Lyndie Raymond was working in advertising in 2017 when she heard about something new that offered her a change of direction. She decided to apply for a spot in CU Boulder’s first-ever Experience Design MFA cohort. A year later, she arrived on campus, and not long after that, found herself packing into a university van leaving Boulder for New Mexico with six other students.
The group embarked on the six-hour drive to visit Meow Wolf—an immersive art experience in Santa Fe. It was a perfect example of real-world “experience design,” a type of design aimed at telling stories through spaces. In Meow Wolf’s case, the design thrives on the alien and surprise, and it became inspiration for the cohort’s most ambitious project.
Virtue of Reality, a free production running from Sept. 20-22, will transport audiences to a dystopian future in Carlson Gymnasium on CU Boulder’s campus. The project design mirrors the Meow Wolf experience, with audience members encouraged to explore the space and interact directly with actors and their surroundings.
“I think it’s just a natural progression of what people are looking for in entertainment these days,” said Raymond. “Creating this really awesome environment and then being able to run wild in it is really exciting.”
As invitees to a stakeholder event for the fictional corporation VeraRev, audience members will begin the experience with a short virtual reality headset presentation.
The space will resemble a futuristic haunted house—though Raymond emphasizes that the performance will not be scary—with natural, metropolitan and suburban settings. Actors will be situated in different settings throughout the production.
“We have backstories written for each of the characters and then there is a lot of improv that will happen,” said Raymond. “We’ve written little story cycles—little loops—that they’re living in. Within that, they’re able to play and improv. I think that’ll be a lot of fun, but it’s also challenging.”
New kids on the block
In December, Raymond’s group will be the first Experience Design MFA cohort to graduate from CU Boulder. The group is somewhat eclectic, coming from interior design, marketing, theatre and other backgrounds.

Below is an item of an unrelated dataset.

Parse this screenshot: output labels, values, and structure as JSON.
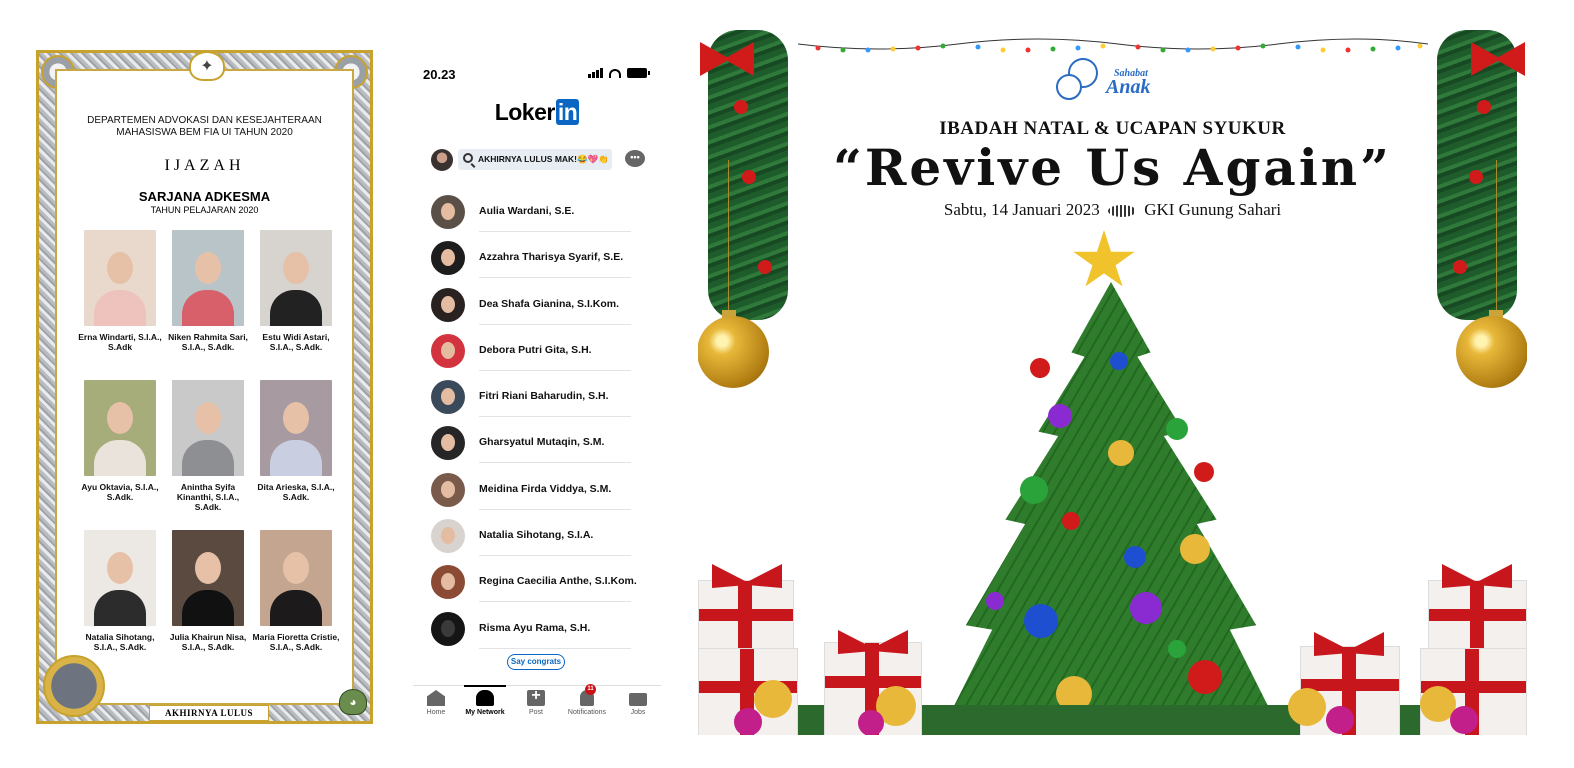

“We come in together, we graduate together and then next fall the next group will come in,” she said. “So it’s really focused, which is nice.”
Raymond hopes to work curating visitor experiences in theme parks after graduating. She and her class will be well-suited to create similar experience across a range of industries, including museums, zoos, aquariums, memorials and select retail establishments.
“This is more like storytelling through spaces,” said Raymond. “I think storytelling is the main component, which sets it apart from industrial design, architecture or something like that.”
Storytelling through spaces
Creating entire immersive worlds take a lot of planning and hard work. The team behind Virtue of Reality began planning over a year ago.
After finalizing the plot last spring, the group got in touch with a carpenter and picked up some leftover props from past productions. They also picked up cans of paint and paintbrushes. Several members of the group stuck around Boulder over the summer to put the finishing touches on the set pieces themselves.
For a group focused on experience design, setting is one of, if not the, most important aspects of the production.
“Immersive means you’re not going to be sitting in a seat watching a show like in a regular theatre,” said Raymond. “You’re going to be a part of the story, so the audience members will get to participate in the set we build.”
Raymond hopes the work they’ve put into the set and the dystopian plot will pay off by leaving audiences with a new perspective.
“We just want people to recognize and see the beauty of what’s around them in this time we live in and to not take little things for granted.”
Virtue of Reality was written, designed and directed by the Experience Design MFA cohort: Erin Carlson, Jenine Dunn, Adrianna Hipple, Jack McCahan, Camila Montoya, Lyndie Raymond, and Veronica Rodriguez. Amanda Rose Villarreal provided immersive performance direction for the cast members of the show.